Task goal :: Your answer must be the records below, given again exactly, with no pictures in it.

Items from a data source:
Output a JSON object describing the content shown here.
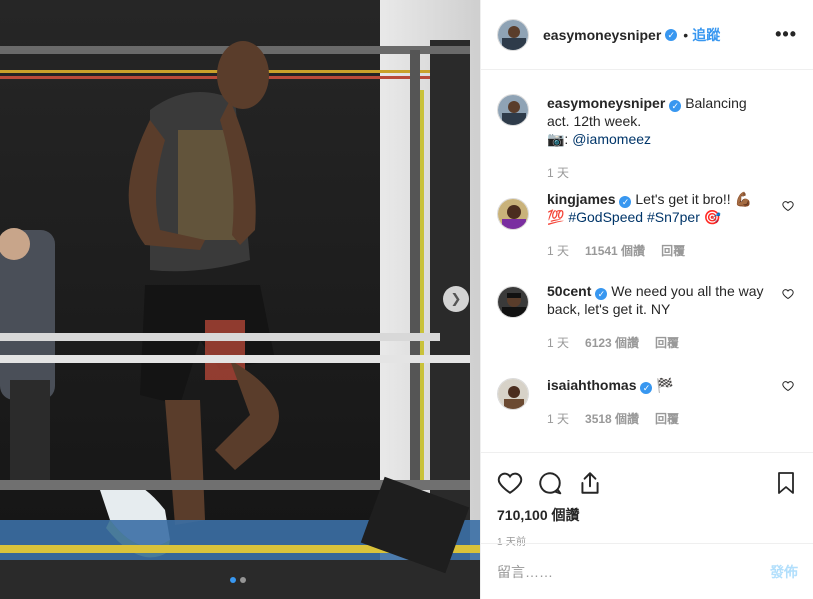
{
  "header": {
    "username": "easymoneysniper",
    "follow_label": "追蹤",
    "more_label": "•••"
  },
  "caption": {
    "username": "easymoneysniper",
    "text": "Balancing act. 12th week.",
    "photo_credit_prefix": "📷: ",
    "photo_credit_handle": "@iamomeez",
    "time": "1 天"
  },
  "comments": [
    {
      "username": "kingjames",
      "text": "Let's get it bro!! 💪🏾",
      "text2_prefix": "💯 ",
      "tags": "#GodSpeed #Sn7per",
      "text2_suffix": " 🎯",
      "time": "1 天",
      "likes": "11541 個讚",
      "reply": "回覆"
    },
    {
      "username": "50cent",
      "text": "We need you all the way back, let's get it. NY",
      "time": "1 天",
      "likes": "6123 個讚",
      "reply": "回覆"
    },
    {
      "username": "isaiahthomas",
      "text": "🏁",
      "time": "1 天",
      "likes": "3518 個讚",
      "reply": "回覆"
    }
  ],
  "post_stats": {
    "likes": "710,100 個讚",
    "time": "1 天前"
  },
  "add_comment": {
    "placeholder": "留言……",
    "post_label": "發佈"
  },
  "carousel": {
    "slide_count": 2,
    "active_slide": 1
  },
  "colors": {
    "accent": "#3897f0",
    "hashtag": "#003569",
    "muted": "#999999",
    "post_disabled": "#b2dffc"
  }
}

Answer to this exercise ::
Output a JSON object describing the content shown here.
{
  "header": {
    "username": "easymoneysniper",
    "follow_label": "追蹤",
    "more_label": "•••"
  },
  "caption": {
    "username": "easymoneysniper",
    "text": "Balancing act. 12th week.",
    "photo_credit_prefix": "📷: ",
    "photo_credit_handle": "@iamomeez",
    "time": "1 天"
  },
  "comments": [
    {
      "username": "kingjames",
      "text": "Let's get it bro!! 💪🏾",
      "text2_prefix": "💯 ",
      "tags": "#GodSpeed #Sn7per",
      "text2_suffix": " 🎯",
      "time": "1 天",
      "likes": "11541 個讚",
      "reply": "回覆"
    },
    {
      "username": "50cent",
      "text": "We need you all the way back, let's get it. NY",
      "time": "1 天",
      "likes": "6123 個讚",
      "reply": "回覆"
    },
    {
      "username": "isaiahthomas",
      "text": "🏁",
      "time": "1 天",
      "likes": "3518 個讚",
      "reply": "回覆"
    }
  ],
  "post_stats": {
    "likes": "710,100 個讚",
    "time": "1 天前"
  },
  "add_comment": {
    "placeholder": "留言……",
    "post_label": "發佈"
  },
  "carousel": {
    "slide_count": 2,
    "active_slide": 1
  },
  "colors": {
    "accent": "#3897f0",
    "hashtag": "#003569",
    "muted": "#999999",
    "post_disabled": "#b2dffc"
  }
}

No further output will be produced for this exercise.